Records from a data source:
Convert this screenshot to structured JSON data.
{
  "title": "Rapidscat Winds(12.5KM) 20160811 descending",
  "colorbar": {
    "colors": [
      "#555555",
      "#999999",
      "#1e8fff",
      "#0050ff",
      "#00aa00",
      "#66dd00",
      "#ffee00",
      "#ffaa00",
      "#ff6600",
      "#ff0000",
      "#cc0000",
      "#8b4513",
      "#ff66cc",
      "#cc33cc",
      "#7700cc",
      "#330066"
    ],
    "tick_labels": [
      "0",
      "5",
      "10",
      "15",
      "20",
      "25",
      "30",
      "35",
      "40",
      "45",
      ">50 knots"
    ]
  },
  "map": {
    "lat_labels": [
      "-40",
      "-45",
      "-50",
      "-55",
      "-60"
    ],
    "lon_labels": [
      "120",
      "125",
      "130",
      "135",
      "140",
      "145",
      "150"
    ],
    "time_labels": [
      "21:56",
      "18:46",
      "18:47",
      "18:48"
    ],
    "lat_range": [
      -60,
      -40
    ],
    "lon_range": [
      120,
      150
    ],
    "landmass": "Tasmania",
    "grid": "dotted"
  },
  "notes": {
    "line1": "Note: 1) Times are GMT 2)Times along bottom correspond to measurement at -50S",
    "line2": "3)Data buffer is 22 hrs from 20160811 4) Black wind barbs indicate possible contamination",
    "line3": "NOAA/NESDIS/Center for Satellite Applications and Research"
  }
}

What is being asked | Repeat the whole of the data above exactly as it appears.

Result for this task |
Convert this screenshot to structured JSON data.
{
  "title": "Rapidscat Winds(12.5KM) 20160811 descending",
  "colorbar": {
    "colors": [
      "#555555",
      "#999999",
      "#1e8fff",
      "#0050ff",
      "#00aa00",
      "#66dd00",
      "#ffee00",
      "#ffaa00",
      "#ff6600",
      "#ff0000",
      "#cc0000",
      "#8b4513",
      "#ff66cc",
      "#cc33cc",
      "#7700cc",
      "#330066"
    ],
    "tick_labels": [
      "0",
      "5",
      "10",
      "15",
      "20",
      "25",
      "30",
      "35",
      "40",
      "45",
      ">50 knots"
    ]
  },
  "map": {
    "lat_labels": [
      "-40",
      "-45",
      "-50",
      "-55",
      "-60"
    ],
    "lon_labels": [
      "120",
      "125",
      "130",
      "135",
      "140",
      "145",
      "150"
    ],
    "time_labels": [
      "21:56",
      "18:46",
      "18:47",
      "18:48"
    ],
    "lat_range": [
      -60,
      -40
    ],
    "lon_range": [
      120,
      150
    ],
    "landmass": "Tasmania",
    "grid": "dotted"
  },
  "notes": {
    "line1": "Note: 1) Times are GMT 2)Times along bottom correspond to measurement at -50S",
    "line2": "3)Data buffer is 22 hrs from 20160811 4) Black wind barbs indicate possible contamination",
    "line3": "NOAA/NESDIS/Center for Satellite Applications and Research"
  }
}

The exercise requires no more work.